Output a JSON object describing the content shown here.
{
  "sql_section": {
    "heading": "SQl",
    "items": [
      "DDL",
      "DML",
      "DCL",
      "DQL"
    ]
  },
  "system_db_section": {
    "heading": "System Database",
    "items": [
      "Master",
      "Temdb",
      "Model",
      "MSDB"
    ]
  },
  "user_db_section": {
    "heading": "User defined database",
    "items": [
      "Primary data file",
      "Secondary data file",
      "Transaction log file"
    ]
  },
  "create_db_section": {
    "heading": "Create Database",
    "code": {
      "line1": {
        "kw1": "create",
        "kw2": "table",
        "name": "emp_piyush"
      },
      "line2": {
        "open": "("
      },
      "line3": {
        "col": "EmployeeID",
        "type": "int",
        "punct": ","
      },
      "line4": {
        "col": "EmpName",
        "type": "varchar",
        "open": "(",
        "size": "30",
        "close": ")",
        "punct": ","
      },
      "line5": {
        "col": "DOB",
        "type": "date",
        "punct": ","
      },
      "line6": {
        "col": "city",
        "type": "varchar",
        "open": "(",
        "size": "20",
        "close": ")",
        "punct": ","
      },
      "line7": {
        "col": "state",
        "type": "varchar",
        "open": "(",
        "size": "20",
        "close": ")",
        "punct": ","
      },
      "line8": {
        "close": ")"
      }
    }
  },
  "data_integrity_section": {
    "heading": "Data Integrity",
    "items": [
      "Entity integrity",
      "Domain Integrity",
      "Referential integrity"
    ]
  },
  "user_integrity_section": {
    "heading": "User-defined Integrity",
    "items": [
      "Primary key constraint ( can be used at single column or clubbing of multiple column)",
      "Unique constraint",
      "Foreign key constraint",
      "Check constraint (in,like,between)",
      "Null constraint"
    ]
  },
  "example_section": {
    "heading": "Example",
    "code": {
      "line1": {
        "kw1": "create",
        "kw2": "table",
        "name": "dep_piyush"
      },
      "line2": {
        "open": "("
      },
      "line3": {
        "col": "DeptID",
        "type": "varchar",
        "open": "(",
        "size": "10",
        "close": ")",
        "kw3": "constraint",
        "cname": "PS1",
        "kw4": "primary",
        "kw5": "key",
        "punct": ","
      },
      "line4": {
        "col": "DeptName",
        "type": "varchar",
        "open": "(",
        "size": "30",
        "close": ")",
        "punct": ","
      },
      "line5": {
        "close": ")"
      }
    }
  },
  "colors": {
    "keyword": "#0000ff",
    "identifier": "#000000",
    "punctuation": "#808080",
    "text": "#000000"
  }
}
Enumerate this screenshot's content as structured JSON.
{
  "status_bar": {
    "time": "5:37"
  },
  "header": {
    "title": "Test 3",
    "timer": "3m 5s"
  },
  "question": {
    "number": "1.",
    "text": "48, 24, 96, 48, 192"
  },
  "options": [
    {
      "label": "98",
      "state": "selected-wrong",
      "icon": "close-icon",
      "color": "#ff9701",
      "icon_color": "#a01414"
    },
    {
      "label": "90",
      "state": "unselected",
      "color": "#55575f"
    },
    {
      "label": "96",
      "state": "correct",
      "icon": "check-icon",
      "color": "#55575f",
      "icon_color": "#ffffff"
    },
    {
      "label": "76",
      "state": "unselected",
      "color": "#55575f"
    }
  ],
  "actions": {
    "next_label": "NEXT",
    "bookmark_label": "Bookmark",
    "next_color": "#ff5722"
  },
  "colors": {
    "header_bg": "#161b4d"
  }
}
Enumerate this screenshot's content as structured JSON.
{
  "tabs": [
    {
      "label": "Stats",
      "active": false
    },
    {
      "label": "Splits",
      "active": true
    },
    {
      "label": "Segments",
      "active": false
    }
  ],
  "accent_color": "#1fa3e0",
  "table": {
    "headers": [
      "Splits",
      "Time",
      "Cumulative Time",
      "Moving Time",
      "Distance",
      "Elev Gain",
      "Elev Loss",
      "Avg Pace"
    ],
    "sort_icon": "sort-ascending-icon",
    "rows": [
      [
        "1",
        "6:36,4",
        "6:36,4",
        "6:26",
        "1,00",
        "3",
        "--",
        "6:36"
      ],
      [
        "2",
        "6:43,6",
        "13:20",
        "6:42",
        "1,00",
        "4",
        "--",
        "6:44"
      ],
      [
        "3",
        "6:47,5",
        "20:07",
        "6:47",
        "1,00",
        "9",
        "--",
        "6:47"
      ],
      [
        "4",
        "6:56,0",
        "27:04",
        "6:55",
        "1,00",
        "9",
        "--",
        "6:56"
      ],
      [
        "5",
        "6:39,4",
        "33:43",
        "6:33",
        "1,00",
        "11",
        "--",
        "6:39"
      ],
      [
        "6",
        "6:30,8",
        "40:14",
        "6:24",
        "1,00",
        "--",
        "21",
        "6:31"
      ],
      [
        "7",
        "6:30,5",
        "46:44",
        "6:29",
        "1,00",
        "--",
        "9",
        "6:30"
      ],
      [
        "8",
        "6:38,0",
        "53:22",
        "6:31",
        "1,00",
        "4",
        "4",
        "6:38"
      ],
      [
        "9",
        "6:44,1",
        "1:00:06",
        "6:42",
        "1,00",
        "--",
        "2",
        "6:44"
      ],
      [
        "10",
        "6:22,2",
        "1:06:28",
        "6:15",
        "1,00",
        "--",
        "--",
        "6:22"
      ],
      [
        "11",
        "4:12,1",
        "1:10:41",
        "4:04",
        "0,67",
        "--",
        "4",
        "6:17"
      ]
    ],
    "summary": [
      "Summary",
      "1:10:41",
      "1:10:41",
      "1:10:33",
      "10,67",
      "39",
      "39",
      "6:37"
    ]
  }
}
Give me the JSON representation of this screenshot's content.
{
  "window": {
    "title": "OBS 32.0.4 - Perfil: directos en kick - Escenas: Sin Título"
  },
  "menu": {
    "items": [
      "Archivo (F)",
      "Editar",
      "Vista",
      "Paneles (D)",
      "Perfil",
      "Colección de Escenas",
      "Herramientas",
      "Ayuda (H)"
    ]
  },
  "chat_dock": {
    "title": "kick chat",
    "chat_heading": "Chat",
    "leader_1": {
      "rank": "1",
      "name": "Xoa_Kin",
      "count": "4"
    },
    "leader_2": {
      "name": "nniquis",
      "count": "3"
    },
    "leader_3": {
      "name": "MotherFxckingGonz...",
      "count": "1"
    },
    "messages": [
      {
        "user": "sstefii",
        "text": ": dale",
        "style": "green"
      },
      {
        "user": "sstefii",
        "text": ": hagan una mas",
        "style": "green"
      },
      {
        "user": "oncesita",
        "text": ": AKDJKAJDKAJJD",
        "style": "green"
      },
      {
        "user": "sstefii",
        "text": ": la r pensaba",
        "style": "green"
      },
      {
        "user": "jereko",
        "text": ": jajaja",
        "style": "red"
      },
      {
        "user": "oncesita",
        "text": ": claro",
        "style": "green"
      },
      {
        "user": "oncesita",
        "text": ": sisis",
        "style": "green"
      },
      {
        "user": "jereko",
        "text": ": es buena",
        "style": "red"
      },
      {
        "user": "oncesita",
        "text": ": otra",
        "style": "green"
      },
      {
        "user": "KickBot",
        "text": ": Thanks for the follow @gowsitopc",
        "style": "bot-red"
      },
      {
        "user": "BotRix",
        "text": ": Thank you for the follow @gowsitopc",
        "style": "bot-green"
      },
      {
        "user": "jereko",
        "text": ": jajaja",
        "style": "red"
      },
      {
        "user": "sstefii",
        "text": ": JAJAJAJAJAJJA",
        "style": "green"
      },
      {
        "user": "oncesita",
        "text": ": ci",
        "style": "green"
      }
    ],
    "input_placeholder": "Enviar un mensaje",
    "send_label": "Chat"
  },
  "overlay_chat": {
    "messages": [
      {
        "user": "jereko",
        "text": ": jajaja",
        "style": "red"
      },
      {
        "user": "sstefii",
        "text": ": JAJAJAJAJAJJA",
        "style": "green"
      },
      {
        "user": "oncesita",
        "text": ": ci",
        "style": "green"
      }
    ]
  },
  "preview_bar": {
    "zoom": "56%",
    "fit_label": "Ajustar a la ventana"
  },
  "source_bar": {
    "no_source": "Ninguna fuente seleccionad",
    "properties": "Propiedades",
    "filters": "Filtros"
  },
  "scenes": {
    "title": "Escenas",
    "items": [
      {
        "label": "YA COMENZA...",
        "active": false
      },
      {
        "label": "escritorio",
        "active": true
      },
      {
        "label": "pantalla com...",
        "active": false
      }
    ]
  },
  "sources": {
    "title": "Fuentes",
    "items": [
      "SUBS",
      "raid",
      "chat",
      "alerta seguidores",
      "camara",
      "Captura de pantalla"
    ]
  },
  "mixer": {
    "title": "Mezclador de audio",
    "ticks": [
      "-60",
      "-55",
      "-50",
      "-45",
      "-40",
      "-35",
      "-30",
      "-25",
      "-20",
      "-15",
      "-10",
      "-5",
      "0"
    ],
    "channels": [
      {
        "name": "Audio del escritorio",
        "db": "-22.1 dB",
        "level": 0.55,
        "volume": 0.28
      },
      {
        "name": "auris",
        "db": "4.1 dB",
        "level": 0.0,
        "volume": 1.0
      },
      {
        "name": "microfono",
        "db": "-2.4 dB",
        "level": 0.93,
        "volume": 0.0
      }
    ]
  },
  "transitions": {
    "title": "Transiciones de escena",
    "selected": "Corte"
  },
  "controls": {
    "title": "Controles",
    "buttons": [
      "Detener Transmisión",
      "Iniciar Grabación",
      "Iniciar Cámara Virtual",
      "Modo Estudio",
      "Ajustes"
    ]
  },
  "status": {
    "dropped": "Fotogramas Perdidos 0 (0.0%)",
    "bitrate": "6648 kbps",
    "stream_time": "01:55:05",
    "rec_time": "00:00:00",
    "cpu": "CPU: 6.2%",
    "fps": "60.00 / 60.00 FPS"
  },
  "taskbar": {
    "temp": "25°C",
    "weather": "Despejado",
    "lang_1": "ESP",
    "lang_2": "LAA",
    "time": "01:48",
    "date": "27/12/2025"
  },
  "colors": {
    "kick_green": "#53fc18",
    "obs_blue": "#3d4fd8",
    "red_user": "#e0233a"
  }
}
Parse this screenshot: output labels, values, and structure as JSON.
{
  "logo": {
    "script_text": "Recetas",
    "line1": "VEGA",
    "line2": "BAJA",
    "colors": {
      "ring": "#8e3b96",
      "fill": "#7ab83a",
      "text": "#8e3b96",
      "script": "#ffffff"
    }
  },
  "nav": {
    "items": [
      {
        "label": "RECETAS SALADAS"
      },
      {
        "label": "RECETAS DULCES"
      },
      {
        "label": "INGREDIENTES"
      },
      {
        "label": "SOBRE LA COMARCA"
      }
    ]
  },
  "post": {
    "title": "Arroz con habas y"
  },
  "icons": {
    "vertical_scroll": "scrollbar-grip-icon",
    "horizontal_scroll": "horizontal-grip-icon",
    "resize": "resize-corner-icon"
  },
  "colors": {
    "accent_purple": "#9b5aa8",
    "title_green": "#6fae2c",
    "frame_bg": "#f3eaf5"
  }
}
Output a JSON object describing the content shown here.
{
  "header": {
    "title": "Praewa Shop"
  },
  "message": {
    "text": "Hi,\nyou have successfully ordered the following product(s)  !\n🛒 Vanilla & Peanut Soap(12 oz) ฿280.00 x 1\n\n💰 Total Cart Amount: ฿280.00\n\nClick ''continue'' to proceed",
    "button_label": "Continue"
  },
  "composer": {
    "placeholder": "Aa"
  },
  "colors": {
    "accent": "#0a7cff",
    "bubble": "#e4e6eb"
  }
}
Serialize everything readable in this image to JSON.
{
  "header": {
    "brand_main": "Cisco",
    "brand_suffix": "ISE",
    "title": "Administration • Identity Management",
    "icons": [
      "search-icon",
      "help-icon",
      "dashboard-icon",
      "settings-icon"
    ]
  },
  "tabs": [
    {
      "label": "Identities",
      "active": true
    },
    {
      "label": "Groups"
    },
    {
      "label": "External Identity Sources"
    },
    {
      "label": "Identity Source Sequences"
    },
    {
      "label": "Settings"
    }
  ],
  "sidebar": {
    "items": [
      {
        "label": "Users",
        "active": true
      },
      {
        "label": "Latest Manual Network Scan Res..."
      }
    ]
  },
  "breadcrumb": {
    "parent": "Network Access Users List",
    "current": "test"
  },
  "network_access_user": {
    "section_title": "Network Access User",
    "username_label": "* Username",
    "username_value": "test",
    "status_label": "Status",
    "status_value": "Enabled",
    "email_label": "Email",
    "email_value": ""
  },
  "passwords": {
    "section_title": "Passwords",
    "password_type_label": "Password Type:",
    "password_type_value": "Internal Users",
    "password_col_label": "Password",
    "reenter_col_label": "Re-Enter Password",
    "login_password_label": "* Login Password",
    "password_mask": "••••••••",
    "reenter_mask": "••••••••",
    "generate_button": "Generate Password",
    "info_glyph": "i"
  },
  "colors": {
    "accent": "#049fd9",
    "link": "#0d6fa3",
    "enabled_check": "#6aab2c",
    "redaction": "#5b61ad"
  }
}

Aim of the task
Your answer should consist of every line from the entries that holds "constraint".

Exercise solution
      "Primary key constraint ( can be used at single column or clubbing of multiple column)",
      "Unique constraint",
      "Foreign key constraint",
      "Check constraint (in,like,between)",
      "Null constraint"
        "kw3": "constraint",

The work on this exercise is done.